Law, Refugees, and Asylum Seekers in Kenya
The International Rescue Committee and Kituo Cha Sheria raise concern about indiscriminate arrests and harassment in Kenya’s crackdown on refugees – Press Release forwarded by KANERE.
2010-11 Winter Quarterly Issue
“The principle of non – refoulement prohibits the expulsion, extradiction, deportation, return or otherwise removal of person in any manner whatsoever to a country or territory where he/she would face a real risk of persecution or serious harm. This principle is outlined in the 1951 Geneva Convention Relating to the Status of Refugees (The UN Refugee Convention).”
Nairobi 10 Dec 2010 – The International Rescue Committee and Kituo Cha Sheria are expressing concern that Kenyan police are indiscriminately raiding homes of refugees and making random arrests of individuals suspected of being in Kenya illegally.
Approximately 350 mainly Somali and Ethiopian refugees, were detained earlier this week in Nairobi’s largely immigrant suburb of Eastleigh and arrests continue daily. Although news reports say the raids were in response to two attacks in the area last week that killed three policemen, Kenyan police assert that the raids are part of an ongoing crackdown on illegal immigration.
“Thousands of refugees are now living in fear of arrest even if they have identity papers,” says Kellie Leeson, the IRC’s country director in Kenya. “While the attacks on the policemen are unacceptable, it is also reprehensible to target and victimize the entire refugee community here.”
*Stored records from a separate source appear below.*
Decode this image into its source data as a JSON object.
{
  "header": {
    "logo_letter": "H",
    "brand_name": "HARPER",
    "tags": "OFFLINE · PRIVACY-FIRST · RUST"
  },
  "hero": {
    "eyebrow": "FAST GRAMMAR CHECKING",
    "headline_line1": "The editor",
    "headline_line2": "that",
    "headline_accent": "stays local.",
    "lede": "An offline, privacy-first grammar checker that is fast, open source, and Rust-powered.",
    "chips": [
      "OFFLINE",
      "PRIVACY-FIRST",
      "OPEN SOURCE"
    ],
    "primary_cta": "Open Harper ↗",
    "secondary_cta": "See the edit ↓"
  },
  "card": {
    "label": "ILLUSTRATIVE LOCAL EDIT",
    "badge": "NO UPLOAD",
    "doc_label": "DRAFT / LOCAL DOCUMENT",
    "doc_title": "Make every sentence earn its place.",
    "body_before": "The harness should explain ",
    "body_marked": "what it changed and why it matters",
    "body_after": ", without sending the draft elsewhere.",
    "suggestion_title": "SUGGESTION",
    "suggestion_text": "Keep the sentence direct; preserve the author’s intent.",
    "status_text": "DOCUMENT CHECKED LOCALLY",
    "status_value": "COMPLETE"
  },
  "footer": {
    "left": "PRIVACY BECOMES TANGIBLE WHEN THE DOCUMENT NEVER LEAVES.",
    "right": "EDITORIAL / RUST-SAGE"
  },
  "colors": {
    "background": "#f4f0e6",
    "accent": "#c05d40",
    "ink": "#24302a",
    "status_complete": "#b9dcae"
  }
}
Laban Osoro, legal advocate and coordinator with Kituo Cha Sheria, which partners with the IRC to aid urban refugees, has been representing some of those detained. He says many people arrested on Monday have still not been arraigned.
“This is in blatant violation of their constitutional right to a legal hearing in court within 24 hours of arrest,” says Osoro. “People are also being detained in degrading and unconventional facilities with insufficient access to toilets or beds. This is also against the new constitution.” Osoro notes that police and the judiciary are claiming that many of the detainees are holding false documents.
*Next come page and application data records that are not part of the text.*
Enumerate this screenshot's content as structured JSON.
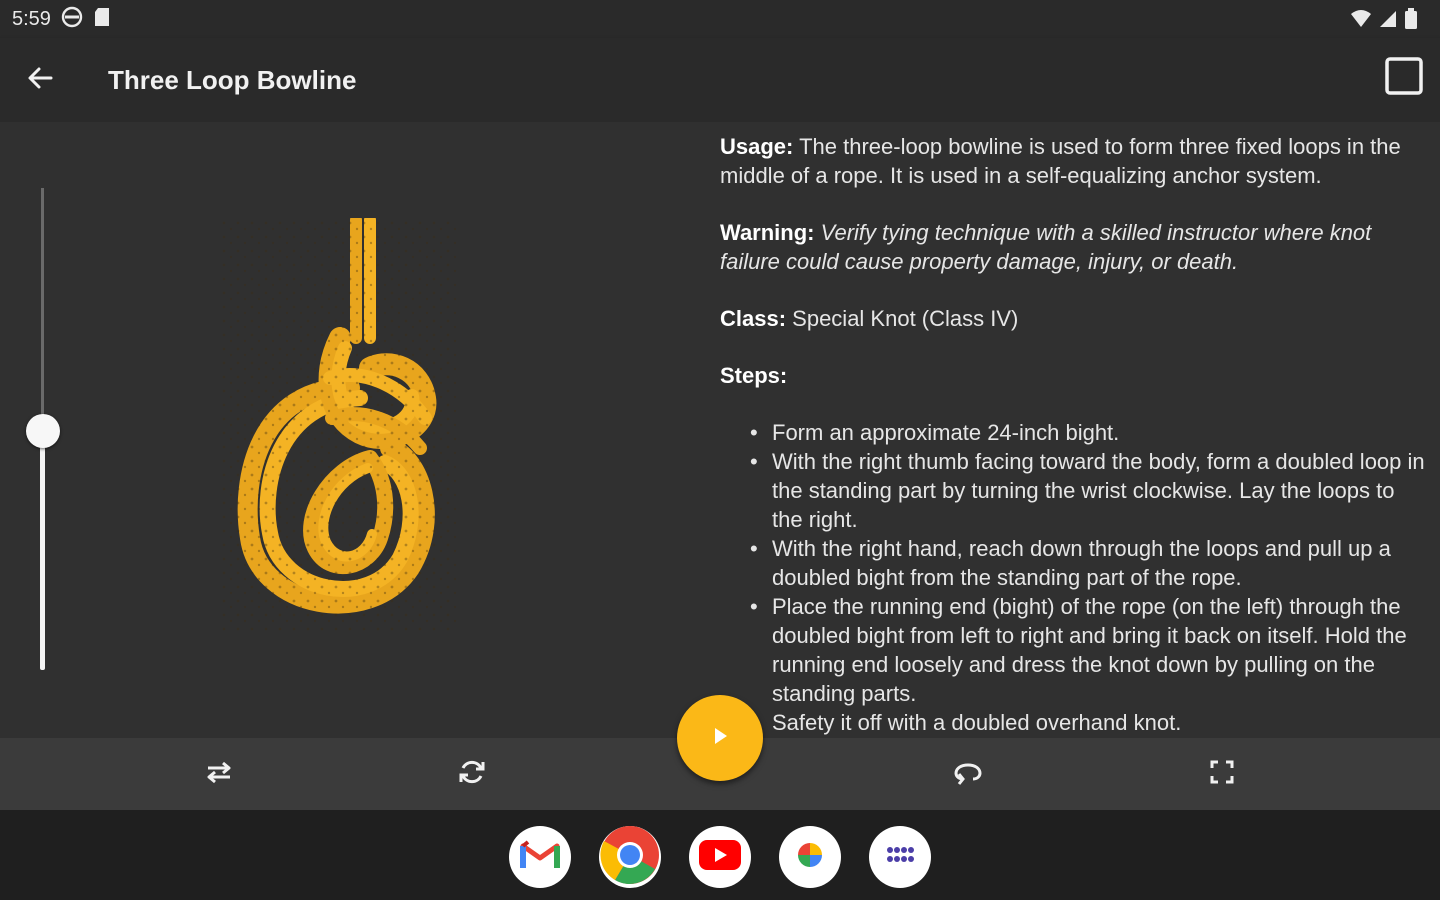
{
  "status_bar": {
    "time": "5:59"
  },
  "app_bar": {
    "title": "Three Loop Bowline"
  },
  "info": {
    "usage_label": "Usage:",
    "usage_text": " The three-loop bowline is used to form three fixed loops in the middle of a rope. It is used in a self-equalizing anchor system.",
    "warning_label": "Warning:",
    "warning_text": " Verify tying technique with a skilled instructor where knot failure could cause property damage, injury, or death.",
    "class_label": "Class:",
    "class_text": " Special Knot (Class IV)",
    "steps_label": "Steps:",
    "steps": [
      "Form an approximate 24-inch bight.",
      "With the right thumb facing toward the body, form a doubled loop in the standing part by turning the wrist clockwise. Lay the loops to the right.",
      "With the right hand, reach down through the loops and pull up a doubled bight from the standing part of the rope.",
      "Place the running end (bight) of the rope (on the left) through the doubled bight from left to right and bring it back on itself. Hold the running end loosely and dress the knot down by pulling on the standing parts.",
      "Safety it off with a doubled overhand knot."
    ]
  },
  "slider": {
    "value": 0.5
  },
  "colors": {
    "accent": "#fbb817",
    "rope": "#f4b324",
    "background": "#303030",
    "bar": "#2a2a2a"
  },
  "controls": [
    "swap-icon",
    "rotate-icon",
    "play-icon",
    "loop-icon",
    "fullscreen-icon"
  ],
  "dock": [
    "gmail-icon",
    "chrome-icon",
    "youtube-icon",
    "photos-icon",
    "app-drawer-icon"
  ]
}
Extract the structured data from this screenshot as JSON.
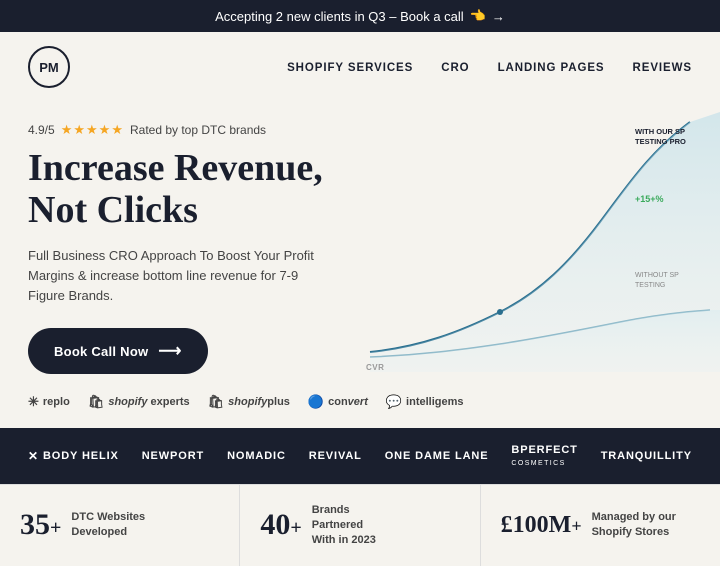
{
  "banner": {
    "text": "Accepting 2 new clients in Q3 – Book a call",
    "emoji": "👈",
    "arrow": "→"
  },
  "nav": {
    "logo": "PM",
    "links": [
      {
        "label": "SHOPIFY SERVICES",
        "id": "shopify-services"
      },
      {
        "label": "CRO",
        "id": "cro"
      },
      {
        "label": "LANDING PAGES",
        "id": "landing-pages"
      },
      {
        "label": "REVIEWS",
        "id": "reviews"
      }
    ]
  },
  "hero": {
    "rating_score": "4.9/5",
    "rating_text": "Rated by top DTC brands",
    "stars": "★★★★★",
    "title_line1": "Increase Revenue,",
    "title_line2": "Not Clicks",
    "description": "Full Business CRO Approach To Boost Your Profit Margins & increase bottom line revenue for 7-9 Figure Brands.",
    "cta_label": "Book Call Now",
    "cta_arrow": "⟶",
    "chart": {
      "with_label": "WITH OUR SP TESTING PRO",
      "pct_label": "+15+%",
      "without_label": "WITHOUT SP TESTING",
      "cvr_label": "CVR"
    }
  },
  "partners": [
    {
      "name": "replo",
      "icon": "✳"
    },
    {
      "name": "shopify experts",
      "icon": "🛒"
    },
    {
      "name": "shopify plus",
      "icon": "🛒"
    },
    {
      "name": "convert",
      "icon": "🔵"
    },
    {
      "name": "intelligems",
      "icon": "💬"
    }
  ],
  "brands": [
    {
      "name": "body helix",
      "prefix": "✕"
    },
    {
      "name": "NEWPORT",
      "prefix": ""
    },
    {
      "name": "NOMADIC",
      "prefix": ""
    },
    {
      "name": "REVIVAL",
      "prefix": ""
    },
    {
      "name": "ONE DAME LANE",
      "prefix": ""
    },
    {
      "name": "BPERFECT",
      "prefix": ""
    },
    {
      "name": "TRANQUILLITY",
      "prefix": ""
    }
  ],
  "stats": [
    {
      "number": "35+",
      "desc_line1": "DTC Websites",
      "desc_line2": "Developed"
    },
    {
      "number": "40+",
      "desc_line1": "Brands Partnered",
      "desc_line2": "With in 2023"
    },
    {
      "number": "£100M+",
      "desc_line1": "Managed by our",
      "desc_line2": "Shopify Stores"
    }
  ]
}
“They are using the excuse of needing to verify documents to arrest people and keep them detained for longer,” says Osoro. “This is extremely worrying and something I haven’t seen before in all my five years representing refugees and asylum seekers in Kenya.”
Osoro and Leeson say the refugee community is terrified—afraid to leave their houses for fear of being arrested and afraid to stay home because police are moving from door to door, raiding homes at night.
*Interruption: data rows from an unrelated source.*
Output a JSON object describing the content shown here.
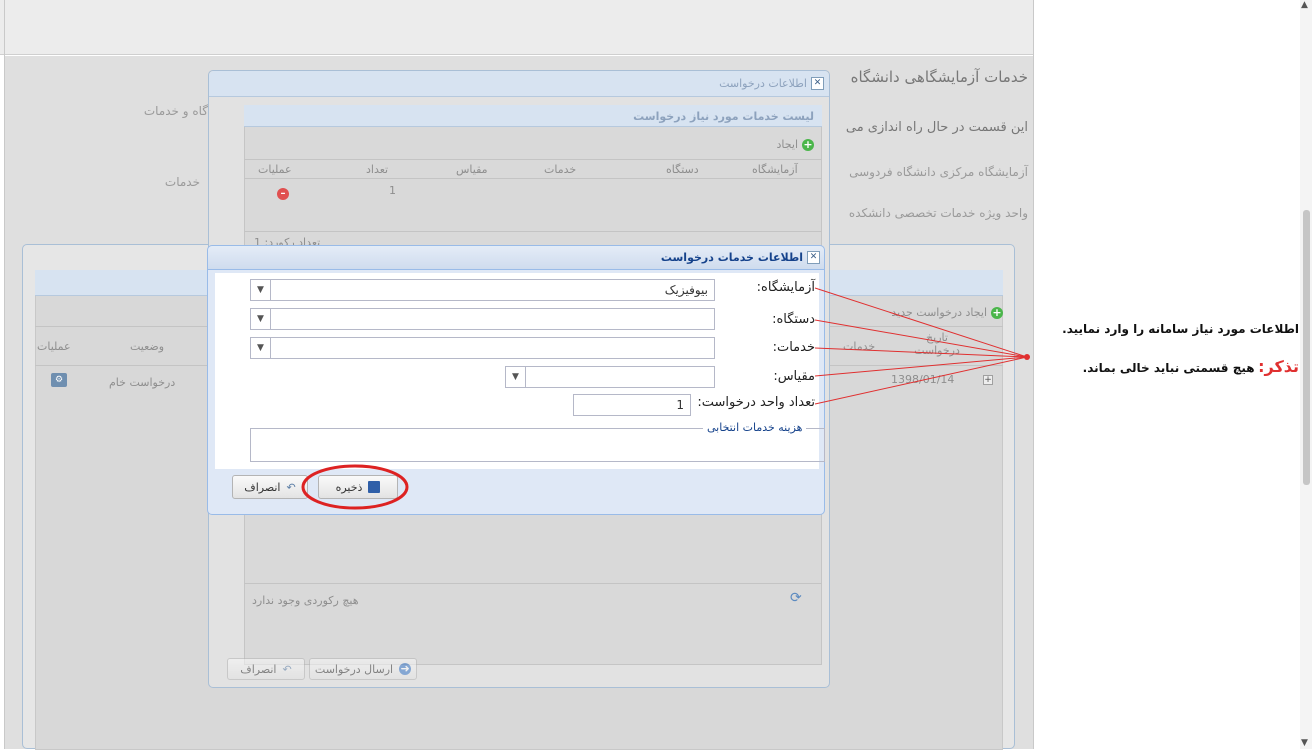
{
  "background": {
    "heading": "خدمات آزمایشگاهی دانشگاه",
    "line1": "این قسمت در حال راه اندازی می",
    "link1": "آزمایشگاه مرکزی دانشگاه فردوسی",
    "link2": "واحد ویژه خدمات تخصصی دانشکده",
    "left_text1": "گاه و خدمات",
    "left_text2": "خدمات"
  },
  "requests_window": {
    "create_label": "ایجاد درخواست جدید",
    "columns": [
      "تاریخ درخواست",
      "خدمات",
      "وضعیت",
      "عملیات"
    ],
    "row": {
      "date": "1398/01/14",
      "status": "درخواست خام"
    }
  },
  "request_info_window": {
    "title": "اطلاعات درخواست",
    "services_list_title": "لیست خدمات مورد نیاز درخواست",
    "create_label": "ایجاد",
    "columns": [
      "آزمایشگاه",
      "دستگاه",
      "خدمات",
      "مقیاس",
      "تعداد",
      "عملیات"
    ],
    "row": {
      "count": "1"
    },
    "footer_partial": "تعداد رکورد: 1",
    "no_records": "هیچ رکوردی وجود ندارد",
    "send_button": "ارسال درخواست",
    "cancel_button": "انصراف"
  },
  "service_dialog": {
    "title": "اطلاعات خدمات درخواست",
    "lab_label": "آزمایشگاه:",
    "lab_value": "بیوفیزیک",
    "device_label": "دستگاه:",
    "device_value": "",
    "service_label": "خدمات:",
    "service_value": "",
    "scale_label": "مقیاس:",
    "scale_value": "",
    "qty_label": "تعداد واحد درخواست:",
    "qty_value": "1",
    "cost_legend": "هزینه خدمات انتخابی",
    "save_button": "ذخیره",
    "cancel_button": "انصراف"
  },
  "annotation": {
    "line1": "اطلاعات مورد نیاز سامانه را وارد نمایید.",
    "reminder_label": "تذکر:",
    "reminder_text": "هیچ قسمتی نباید خالی بماند.",
    "color": "#e03030"
  }
}
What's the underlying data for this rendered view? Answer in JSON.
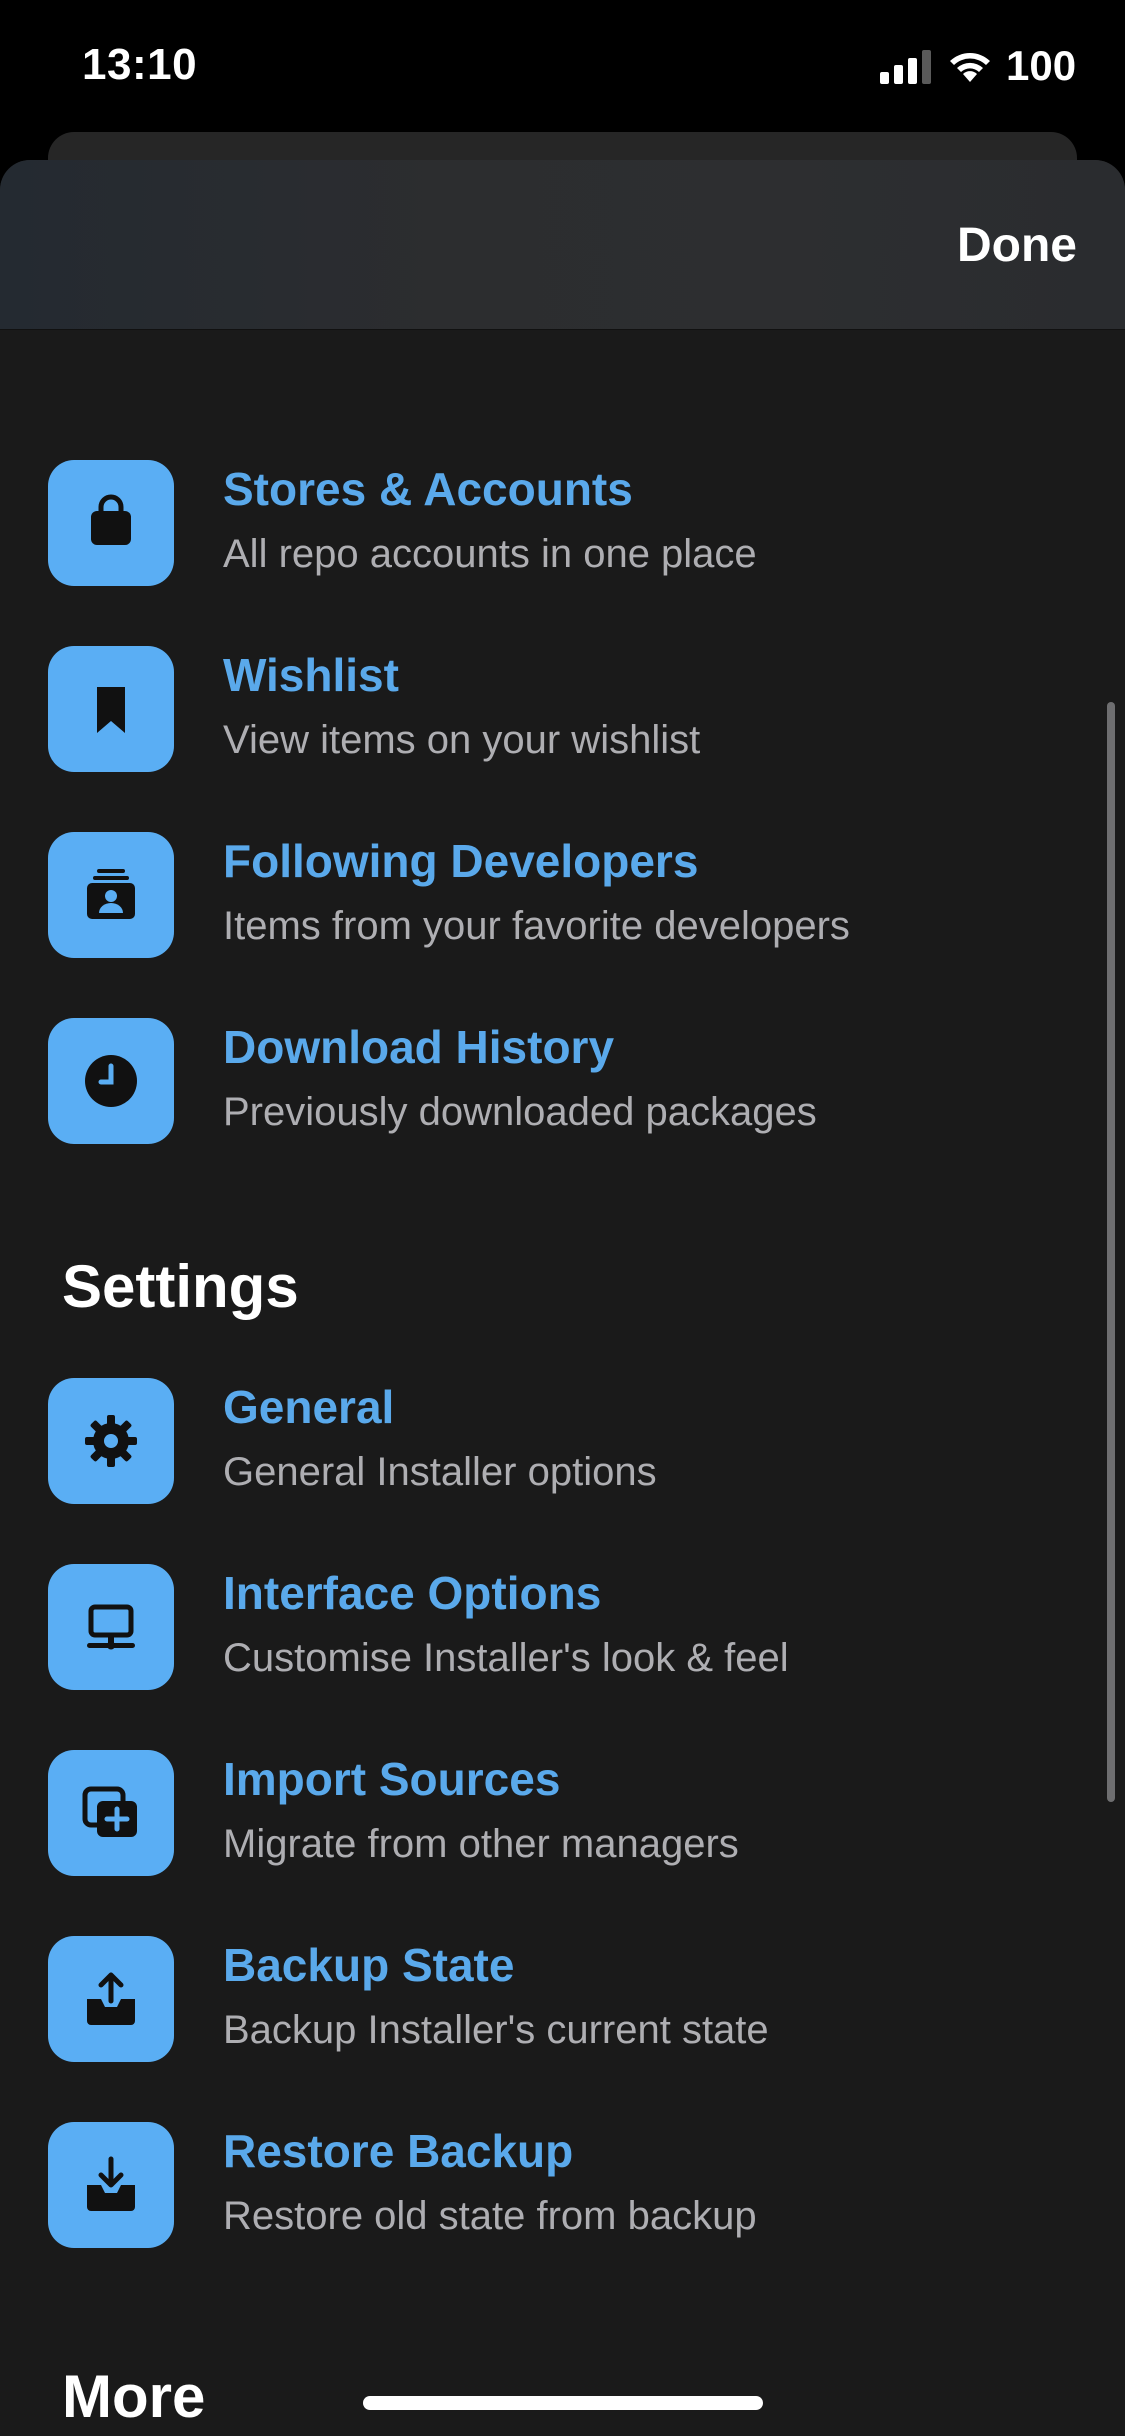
{
  "status": {
    "time": "13:10",
    "battery": "100"
  },
  "header": {
    "done_label": "Done"
  },
  "account_items": [
    {
      "title": "Stores & Accounts",
      "subtitle": "All repo accounts in one place",
      "icon": "bag-icon"
    },
    {
      "title": "Wishlist",
      "subtitle": "View items on your wishlist",
      "icon": "bookmark-icon"
    },
    {
      "title": "Following Developers",
      "subtitle": "Items from your favorite developers",
      "icon": "person-card-icon"
    },
    {
      "title": "Download History",
      "subtitle": "Previously downloaded packages",
      "icon": "clock-icon"
    }
  ],
  "settings": {
    "heading": "Settings",
    "items": [
      {
        "title": "General",
        "subtitle": "General Installer options",
        "icon": "gear-icon"
      },
      {
        "title": "Interface Options",
        "subtitle": "Customise Installer's look & feel",
        "icon": "display-icon"
      },
      {
        "title": "Import Sources",
        "subtitle": "Migrate from other managers",
        "icon": "stack-plus-icon"
      },
      {
        "title": "Backup State",
        "subtitle": "Backup Installer's current state",
        "icon": "tray-upload-icon"
      },
      {
        "title": "Restore Backup",
        "subtitle": "Restore old state from backup",
        "icon": "tray-download-icon"
      }
    ]
  },
  "more": {
    "heading": "More"
  },
  "colors": {
    "accent": "#5aa9eb",
    "icon_bg": "#5aaef4",
    "background": "#1a1a1a",
    "subtitle": "#aeaeb2"
  }
}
Earlier this year, the IRC co-authored a report, “Hidden and Exposed: Urban Refugees in Nairobi, Kenya”, http://www.theirc.org/urbanrefugees, which says that refugees in Nairobi face constant police harassment—from officers demanding financial bribes to physical beatings and intimidation. The report called for systematic reforms of the Kenyan police force as well as training of police and government departments on refugee rights.
“Refugee rights are regularly violated here and the latest events in Eastleigh show that the situation is getting worse,” says Leeson. “In 2006, the Kenyan government took a big step forward when it passed the Refugee Act, which outlines refugees’ rights and prescribes measures to protect refugees. We urge the Kenyan government to honor its commitment to those who seek refuge within its borders.”
Note to Editors: For more information or interviews, contact Sophia Mwangi in Nairobi, Sophia.Mwangi@theIRC .org or +254 737 800 028.